[Exercise data]
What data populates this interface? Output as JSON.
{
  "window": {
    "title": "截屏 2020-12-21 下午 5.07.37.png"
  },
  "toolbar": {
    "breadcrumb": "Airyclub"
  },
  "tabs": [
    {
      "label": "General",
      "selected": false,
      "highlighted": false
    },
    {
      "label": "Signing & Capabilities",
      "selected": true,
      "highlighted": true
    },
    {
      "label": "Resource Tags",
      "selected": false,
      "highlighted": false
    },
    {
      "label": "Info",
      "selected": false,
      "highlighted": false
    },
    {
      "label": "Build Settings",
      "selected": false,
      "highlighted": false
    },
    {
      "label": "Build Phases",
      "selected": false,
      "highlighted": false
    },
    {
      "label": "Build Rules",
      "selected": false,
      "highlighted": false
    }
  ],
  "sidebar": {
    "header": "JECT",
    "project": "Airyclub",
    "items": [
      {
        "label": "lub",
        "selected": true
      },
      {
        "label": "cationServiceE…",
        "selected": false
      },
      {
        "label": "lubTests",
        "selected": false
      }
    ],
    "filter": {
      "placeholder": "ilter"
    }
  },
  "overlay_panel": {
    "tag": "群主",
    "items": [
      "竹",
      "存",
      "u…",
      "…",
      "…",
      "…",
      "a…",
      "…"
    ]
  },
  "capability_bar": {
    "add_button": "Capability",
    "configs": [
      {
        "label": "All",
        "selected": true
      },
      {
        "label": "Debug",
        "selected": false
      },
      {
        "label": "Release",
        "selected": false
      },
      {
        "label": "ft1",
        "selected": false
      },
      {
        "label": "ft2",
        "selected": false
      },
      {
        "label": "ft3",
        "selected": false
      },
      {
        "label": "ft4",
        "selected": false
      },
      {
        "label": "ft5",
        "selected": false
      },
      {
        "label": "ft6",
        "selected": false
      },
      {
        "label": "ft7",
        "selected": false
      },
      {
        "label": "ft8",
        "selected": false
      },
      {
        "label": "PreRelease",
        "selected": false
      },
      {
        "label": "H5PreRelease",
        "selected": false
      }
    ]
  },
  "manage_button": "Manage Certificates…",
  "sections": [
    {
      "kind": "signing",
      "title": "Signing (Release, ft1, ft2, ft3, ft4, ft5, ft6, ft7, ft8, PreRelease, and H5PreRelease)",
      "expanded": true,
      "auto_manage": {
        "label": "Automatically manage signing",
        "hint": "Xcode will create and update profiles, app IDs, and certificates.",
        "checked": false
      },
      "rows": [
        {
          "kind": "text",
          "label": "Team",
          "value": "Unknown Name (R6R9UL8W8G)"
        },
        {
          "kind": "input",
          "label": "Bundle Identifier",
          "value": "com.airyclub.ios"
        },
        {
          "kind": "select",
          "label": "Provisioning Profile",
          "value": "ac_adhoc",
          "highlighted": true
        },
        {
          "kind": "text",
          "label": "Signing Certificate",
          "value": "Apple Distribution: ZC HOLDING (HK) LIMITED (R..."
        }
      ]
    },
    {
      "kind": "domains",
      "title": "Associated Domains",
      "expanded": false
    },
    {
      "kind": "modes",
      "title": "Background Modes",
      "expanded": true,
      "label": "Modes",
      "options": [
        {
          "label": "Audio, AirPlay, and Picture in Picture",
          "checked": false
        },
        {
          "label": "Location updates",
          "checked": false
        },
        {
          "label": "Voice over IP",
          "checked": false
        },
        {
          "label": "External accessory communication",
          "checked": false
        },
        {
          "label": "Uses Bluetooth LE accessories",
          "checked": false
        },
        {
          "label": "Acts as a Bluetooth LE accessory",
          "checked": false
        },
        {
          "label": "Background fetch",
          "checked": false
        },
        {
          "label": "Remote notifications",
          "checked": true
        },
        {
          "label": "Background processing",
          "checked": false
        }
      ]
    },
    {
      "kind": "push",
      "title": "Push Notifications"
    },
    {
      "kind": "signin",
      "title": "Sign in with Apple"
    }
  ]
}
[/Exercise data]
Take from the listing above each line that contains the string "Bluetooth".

» Response to the exercise:
          "label": "Uses Bluetooth LE accessories",
          "label": "Acts as a Bluetooth LE accessory",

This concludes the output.